## TASK REQUIREMENTS
Output all of the records exactly, word for word.

## Entries from a dataset of interfaces
+ + + + +

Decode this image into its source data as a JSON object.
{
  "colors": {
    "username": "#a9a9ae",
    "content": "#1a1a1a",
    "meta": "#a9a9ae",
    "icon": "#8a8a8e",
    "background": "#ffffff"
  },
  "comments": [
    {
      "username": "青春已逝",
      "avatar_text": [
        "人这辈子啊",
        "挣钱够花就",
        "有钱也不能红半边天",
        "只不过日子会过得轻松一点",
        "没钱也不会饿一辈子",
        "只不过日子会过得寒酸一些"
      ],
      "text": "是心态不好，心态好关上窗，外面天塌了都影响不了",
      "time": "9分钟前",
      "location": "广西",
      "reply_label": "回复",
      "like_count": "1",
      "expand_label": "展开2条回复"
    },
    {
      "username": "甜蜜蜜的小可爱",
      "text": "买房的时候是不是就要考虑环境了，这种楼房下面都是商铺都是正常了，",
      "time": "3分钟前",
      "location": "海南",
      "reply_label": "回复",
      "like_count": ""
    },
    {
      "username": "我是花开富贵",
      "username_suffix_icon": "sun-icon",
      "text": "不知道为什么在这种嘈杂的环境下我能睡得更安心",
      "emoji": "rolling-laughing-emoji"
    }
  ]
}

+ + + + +

## TASK OUTPUT
Decode this image into its source data as a JSON object.
{
  "colors": {
    "username": "#a9a9ae",
    "content": "#1a1a1a",
    "meta": "#a9a9ae",
    "icon": "#8a8a8e",
    "background": "#ffffff"
  },
  "comments": [
    {
      "username": "青春已逝",
      "avatar_text": [
        "人这辈子啊",
        "挣钱够花就",
        "有钱也不能红半边天",
        "只不过日子会过得轻松一点",
        "没钱也不会饿一辈子",
        "只不过日子会过得寒酸一些"
      ],
      "text": "是心态不好，心态好关上窗，外面天塌了都影响不了",
      "time": "9分钟前",
      "location": "广西",
      "reply_label": "回复",
      "like_count": "1",
      "expand_label": "展开2条回复"
    },
    {
      "username": "甜蜜蜜的小可爱",
      "text": "买房的时候是不是就要考虑环境了，这种楼房下面都是商铺都是正常了，",
      "time": "3分钟前",
      "location": "海南",
      "reply_label": "回复",
      "like_count": ""
    },
    {
      "username": "我是花开富贵",
      "username_suffix_icon": "sun-icon",
      "text": "不知道为什么在这种嘈杂的环境下我能睡得更安心",
      "emoji": "rolling-laughing-emoji"
    }
  ]
}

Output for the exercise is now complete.